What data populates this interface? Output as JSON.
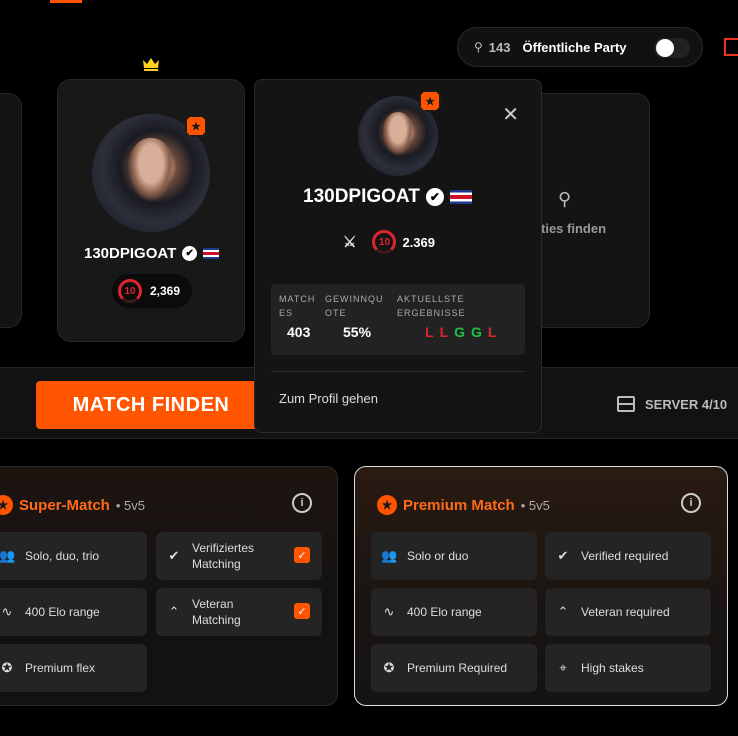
{
  "header": {
    "party_count": "143",
    "party_label": "Öffentliche Party"
  },
  "player": {
    "name": "130DPIGOAT",
    "level": "10",
    "elo": "2,369"
  },
  "find_card": {
    "text": "ties finden"
  },
  "popup": {
    "name": "130DPIGOAT",
    "level": "10",
    "elo": "2.369",
    "stats": {
      "matches_label": "MATCH ES",
      "matches": "403",
      "winrate_label": "GEWINNQU OTE",
      "winrate": "55%",
      "recent_label": "AKTUELLSTE ERGEBNISSE",
      "recent": [
        "L",
        "L",
        "G",
        "G",
        "L"
      ]
    },
    "profile_link": "Zum Profil gehen",
    "colors": {
      "loss": "#e0242f",
      "win": "#1fbf4a"
    }
  },
  "action_bar": {
    "match_button": "MATCH FINDEN",
    "server": "SERVER 4/10"
  },
  "super_match": {
    "title": "Super-Match",
    "mode": "• 5v5",
    "features": [
      "Solo, duo, trio",
      "Verifiziertes Matching",
      "400 Elo range",
      "Veteran Matching",
      "Premium flex"
    ]
  },
  "premium_match": {
    "title": "Premium Match",
    "mode": "• 5v5",
    "features": [
      "Solo or duo",
      "Verified required",
      "400 Elo range",
      "Veteran required",
      "Premium Required",
      "High stakes"
    ]
  },
  "accent": "#ff5500"
}
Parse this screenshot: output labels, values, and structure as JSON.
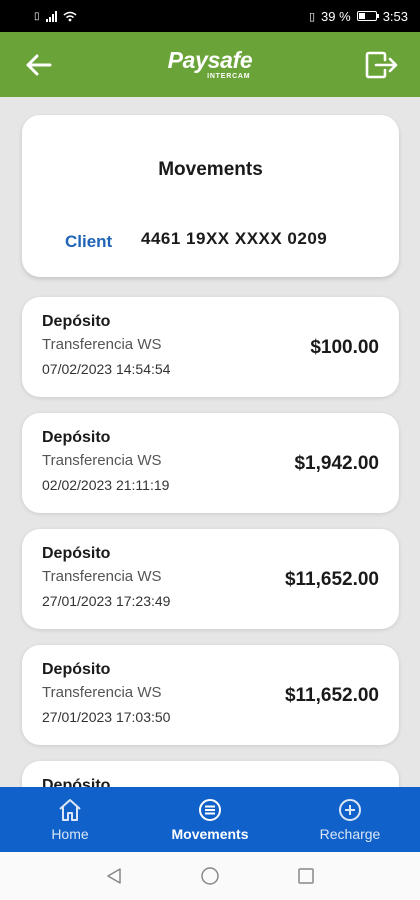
{
  "status_bar": {
    "battery": "39 %",
    "battery_level": 0.39,
    "time": "3:53"
  },
  "header": {
    "logo": "Paysafe",
    "logo_sub": "INTERCAM"
  },
  "account": {
    "title": "Movements",
    "client_label": "Client",
    "card_number": "4461 19XX XXXX 0209"
  },
  "movements": [
    {
      "type": "Depósito",
      "description": "Transferencia WS",
      "date": "07/02/2023 14:54:54",
      "amount": "$100.00"
    },
    {
      "type": "Depósito",
      "description": "Transferencia WS",
      "date": "02/02/2023 21:11:19",
      "amount": "$1,942.00"
    },
    {
      "type": "Depósito",
      "description": "Transferencia WS",
      "date": "27/01/2023 17:23:49",
      "amount": "$11,652.00"
    },
    {
      "type": "Depósito",
      "description": "Transferencia WS",
      "date": "27/01/2023 17:03:50",
      "amount": "$11,652.00"
    },
    {
      "type": "Depósito",
      "description": "",
      "date": "",
      "amount": ""
    }
  ],
  "bottom_nav": {
    "home": "Home",
    "movements": "Movements",
    "recharge": "Recharge"
  },
  "colors": {
    "header": "#6aa338",
    "nav": "#1061c9",
    "client_label": "#1f64b7"
  }
}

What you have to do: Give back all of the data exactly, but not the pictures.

Output of the exercise:
What data populates this interface? Output as JSON.
{
  "header": {
    "party_count": "143",
    "party_label": "Öffentliche Party"
  },
  "player": {
    "name": "130DPIGOAT",
    "level": "10",
    "elo": "2,369"
  },
  "find_card": {
    "text": "ties finden"
  },
  "popup": {
    "name": "130DPIGOAT",
    "level": "10",
    "elo": "2.369",
    "stats": {
      "matches_label": "MATCH ES",
      "matches": "403",
      "winrate_label": "GEWINNQU OTE",
      "winrate": "55%",
      "recent_label": "AKTUELLSTE ERGEBNISSE",
      "recent": [
        "L",
        "L",
        "G",
        "G",
        "L"
      ]
    },
    "profile_link": "Zum Profil gehen",
    "colors": {
      "loss": "#e0242f",
      "win": "#1fbf4a"
    }
  },
  "action_bar": {
    "match_button": "MATCH FINDEN",
    "server": "SERVER 4/10"
  },
  "super_match": {
    "title": "Super-Match",
    "mode": "• 5v5",
    "features": [
      "Solo, duo, trio",
      "Verifiziertes Matching",
      "400 Elo range",
      "Veteran Matching",
      "Premium flex"
    ]
  },
  "premium_match": {
    "title": "Premium Match",
    "mode": "• 5v5",
    "features": [
      "Solo or duo",
      "Verified required",
      "400 Elo range",
      "Veteran required",
      "Premium Required",
      "High stakes"
    ]
  },
  "accent": "#ff5500"
}
Parse this screenshot: output labels, values, and structure as JSON.
{
  "status_bar": {
    "battery": "39 %",
    "battery_level": 0.39,
    "time": "3:53"
  },
  "header": {
    "logo": "Paysafe",
    "logo_sub": "INTERCAM"
  },
  "account": {
    "title": "Movements",
    "client_label": "Client",
    "card_number": "4461 19XX XXXX 0209"
  },
  "movements": [
    {
      "type": "Depósito",
      "description": "Transferencia WS",
      "date": "07/02/2023 14:54:54",
      "amount": "$100.00"
    },
    {
      "type": "Depósito",
      "description": "Transferencia WS",
      "date": "02/02/2023 21:11:19",
      "amount": "$1,942.00"
    },
    {
      "type": "Depósito",
      "description": "Transferencia WS",
      "date": "27/01/2023 17:23:49",
      "amount": "$11,652.00"
    },
    {
      "type": "Depósito",
      "description": "Transferencia WS",
      "date": "27/01/2023 17:03:50",
      "amount": "$11,652.00"
    },
    {
      "type": "Depósito",
      "description": "",
      "date": "",
      "amount": ""
    }
  ],
  "bottom_nav": {
    "home": "Home",
    "movements": "Movements",
    "recharge": "Recharge"
  },
  "colors": {
    "header": "#6aa338",
    "nav": "#1061c9",
    "client_label": "#1f64b7"
  }
}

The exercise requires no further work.